“Girl With a Kitten” (1947) by Lucian Freud. Photo courtesy Tate
It’s not easy to imagine this group sitting down to study Torah or Talmud, but as students of the human form, some of their work with the human figure can be viewed through Judaism’s sometimes matter-of-fact, and even graphic, approach to the human body. In the morning prayers, Jews praise God for “fashioning the human body in wisdom,” including “opening, arteries, glands and organs,” some of which appear prominently in Freud’s work.
Going psychologically deeper and darker, the introspective moods represented in Eikhah (Lamentations), chanted on Tisha b’Av with references to sick hearts and the wounded, and prophesies of “delusion and deception,” connect with these artists’ painterly expressions of love, pain and loss, and dark mood.
Their ease at going against the crowd is also something they share. Before the early 20th century, Jewish artists had to be rebels to paint the human form, because the Torah describes painting and sculpture of the human form as idolatry. The Russian painter Chaim Soutine (1893-1943), after drawing his town’s rabbi, was severely beaten for doing so by the rabbi’s son. It’s interesting to note that although these four painters in the Getty show were long removed from that prohibition, they continued to rebel by painting people and places during a post-war period when many artists’ eyes were drawn to geometric forms, shapes and color.

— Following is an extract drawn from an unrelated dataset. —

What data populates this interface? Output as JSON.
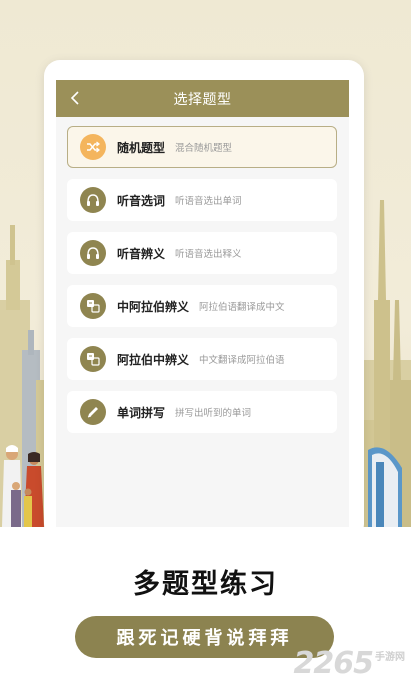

With the story of Jacob’s dream of wrestling with an angel as a cultural touchstone, Jews have tried to come to grips with expressing their humanity, and these four fit into that tradition. Auerbach paints himself (“Self-portrait,” 1958) seemingly staring inwardly. Kossoff paints a “Father Resting” who could be either in mourning or in prayer, and Freud shows his mother in a saddened moment.
But it is Kitaj who wrangles the group together, connecting them through a setting taken from the Jewish life cycle. After the death of Elsi Roessler, his first wife, Kitaj, who had returned to the United States from London in 1965, moved to Hollywood and taught at UCLA. When he returned to London in 1972, he increasingly gave expression to his Jewish heritage. In the late 1970s in Los Angeles, he met an American artist, Sandra Fisher, and they were married in 1983 at the Bevis Marks Synagogue in London, which is Sephardic. (Built in 1701, it is the oldest synagogue in Great Britain.)
In “The Wedding, 1989-93,” we see Kitaj — who studied the works of German-Jewish philosopher Walter Benjamin, as well as Sigmund Freud and Franz Kafka (in 2008, posthumous shows of Kitaj’s Jewish art and writing were mounted at UCLA’s Archive of Jewish Culture and at the Skirball Cultural Center) — wearing a tallit and kippah standing under a huppah with Fisher, his bride. According to a description by Kitaj, Lucian Freud is standing on the left, Auerbach in the middle, Kossoff is shown poking his head in from the right and, for those who have ever wondered what David Hockney, Kitaj’s friend and best man, looks like in a kippah, here he is, wearing a nice blue-and-white one.
Unfortunately, the union represented on canvas as a kind of colorful kinetic simcha was not to last, as Fisher died in 1994, followed by Kitaj in 2007 in Los Angeles, and Freud in 2011. Caught in the frame of the picture, however, the figures and friends, and the expression of humanity they created, remain together.
“London Calling: Bacon, Freud, Kossoff, Andrews, Auerbach, and Kitaj” continues at the Getty Center, 1200 Getty Center Drive, Los Angeles, through Nov. 13.